1999 “Nature as Object - do nothing and everything is done”, Art &


COLLECTIONS National Gallery of Australia, Canberra, Australia Parliament House, Canberra, Australia

The bronze works represented in this catalogue were undertaken by

Australia Vol 37 No. 1

Art Gallery of Western Australia, Perth, Australia


“Leather Bound for US”, The Canberra Times, 28 july

Curtin university of Technology, Perth, Australia

Foundry, Berkeley, California, USA.

Edith Cowen University, Perth Australia

Claremont School of Art, Perth, Australia

The first six pieces created as part of this collection were undertaken as

2002 “Make Art Will Travel”, Helen Hewitt, Artlink, Vol 22 No. 3

City of Fremantle Collection, Fremantle, Australia (Graham Carr)

part of the Department of Culture and the Arts, Government of Western


2004 Connectivity, The Contemporary Museum, Hawaii, Fall 2004

Uniting Church of Australia, Perth, Australia

Australia Mid Career Fellowship, awarded to the Carrs.

2009 Mid Career Fellowship.

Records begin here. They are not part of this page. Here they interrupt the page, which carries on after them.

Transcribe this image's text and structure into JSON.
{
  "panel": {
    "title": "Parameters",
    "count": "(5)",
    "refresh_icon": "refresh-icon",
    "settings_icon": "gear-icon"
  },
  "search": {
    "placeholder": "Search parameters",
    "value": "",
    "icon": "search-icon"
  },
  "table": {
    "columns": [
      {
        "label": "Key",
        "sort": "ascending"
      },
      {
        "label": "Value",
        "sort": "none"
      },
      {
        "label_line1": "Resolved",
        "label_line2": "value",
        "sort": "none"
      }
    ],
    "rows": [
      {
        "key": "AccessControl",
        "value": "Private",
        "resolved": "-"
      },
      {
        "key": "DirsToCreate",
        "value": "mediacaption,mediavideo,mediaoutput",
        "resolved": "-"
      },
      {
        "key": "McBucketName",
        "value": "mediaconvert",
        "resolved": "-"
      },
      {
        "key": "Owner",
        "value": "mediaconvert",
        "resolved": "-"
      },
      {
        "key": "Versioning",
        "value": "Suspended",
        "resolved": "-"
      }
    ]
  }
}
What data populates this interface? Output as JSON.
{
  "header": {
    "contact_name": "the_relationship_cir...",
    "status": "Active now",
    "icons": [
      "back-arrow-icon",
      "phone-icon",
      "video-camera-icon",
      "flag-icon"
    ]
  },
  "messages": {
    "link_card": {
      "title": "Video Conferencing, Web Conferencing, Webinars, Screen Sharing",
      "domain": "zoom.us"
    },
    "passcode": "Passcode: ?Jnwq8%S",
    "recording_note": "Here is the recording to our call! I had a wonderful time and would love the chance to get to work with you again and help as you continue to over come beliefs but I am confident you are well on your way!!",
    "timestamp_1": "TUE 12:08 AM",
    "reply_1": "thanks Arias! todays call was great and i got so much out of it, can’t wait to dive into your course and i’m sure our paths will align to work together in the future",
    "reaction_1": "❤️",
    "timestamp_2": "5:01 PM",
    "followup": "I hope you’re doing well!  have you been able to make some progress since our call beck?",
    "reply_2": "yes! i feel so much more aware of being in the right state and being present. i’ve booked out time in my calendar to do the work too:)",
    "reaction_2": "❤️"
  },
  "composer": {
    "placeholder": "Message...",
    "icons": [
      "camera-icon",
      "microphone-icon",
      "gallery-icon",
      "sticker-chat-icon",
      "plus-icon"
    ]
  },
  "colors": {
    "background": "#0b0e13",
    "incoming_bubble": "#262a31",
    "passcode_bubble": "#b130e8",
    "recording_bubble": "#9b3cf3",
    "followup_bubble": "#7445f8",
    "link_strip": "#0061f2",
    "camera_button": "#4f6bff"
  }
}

Department of Culture and the Arts.

2005 “Launching the Imagination, A Comprehensive Guide to Basic

Museum and Art Gallery of the Northern Territory, Darwin, Australia


Bullseye Glass Company Collection, Oregon, USA (Tanija Carr)

Tanija and Graham Carr would like like to thank FORM for producing


The Kamm Teapot Foundation, Los Angeles, USA

this publication.

“Transformations: The Language of Craft”, Robert Bell, National

Donna Karen, New York, USA

Gallery of Australia

The Contemporary Museum, Hawaii, USA

2009 “Hot Tea”, del Mano Gallery, Los Angeles, USA

“Habatat for Healing”, Habatat Galleries, Virginia, USA

“Celebrations of the Stations of the Cross”, Wesley Church, Perth,

2000 Art & Design in Western Australia, Perth Technical College 1900-

West Australia

2000, Central TAFE Centenary Publication

Western Australia.

Design” 2nd Edition, Mary Stewart, McGraw

PUBLICATIONS 1981 “Graham and Tanija Carr’, Craft Australia, No. 4

1982 Craftworks by Twelve Western Australians, Art Gallery of Western

Hinchliffe, ARTONVIEW Issue 44, Summer

Australia 1985 Impulse and Form, Art Gallery of Western Australia

2005 National Gallery of Australia

“The Distinctive Collaboration of Tanija and Graham Carr”, Andrew

1992 “Religious Themes in Leatherwork’, The Canberra Times, 14

Nicholls, FORM Magazine, Edition 3

November (Tanija Carr)

1995 “Leather as Medium”, Craft Arts International, No. 34

“Transformations: Narrative, Materiality, Structure”, Meredith

“Tanija and Graham Carr. Approximations of Then”, Andrew Nicholls, FORM Contemporary Craft and Design

“Illusion in Leather”, The Canberra Times, 23 September

2006 “Approximations of Then”, New Forms by Tanija and Graham Carr.

1996 SOFA Newsletter, October

Review by Judith Mc Grath. Art Seen in

1998 “SOFA Chicago 1997”, Tran Turner, Craft Arts International, No. 42

Western Australia.

“Transformations: The Language of Craft”. Review by Julie Ryder.

Nature as Object - craft and design from Japan, Finland and Australia, 3rd Australian International Crafts Triennial, Art Gallery of

Textile Fibre Forum No. 81, 2006

Western Australia

2008 “Enigmatic Vessels”, Dr Dorothy Erickson, World Sculpture News,

“Australia and Finland - a Dialogue in Design”, Form Function Finland

Vol 14 No.3 Summer






Leather and Bronze: Tanija and Graham Carr  
Leather and Bronze: Tanija and Graham Carr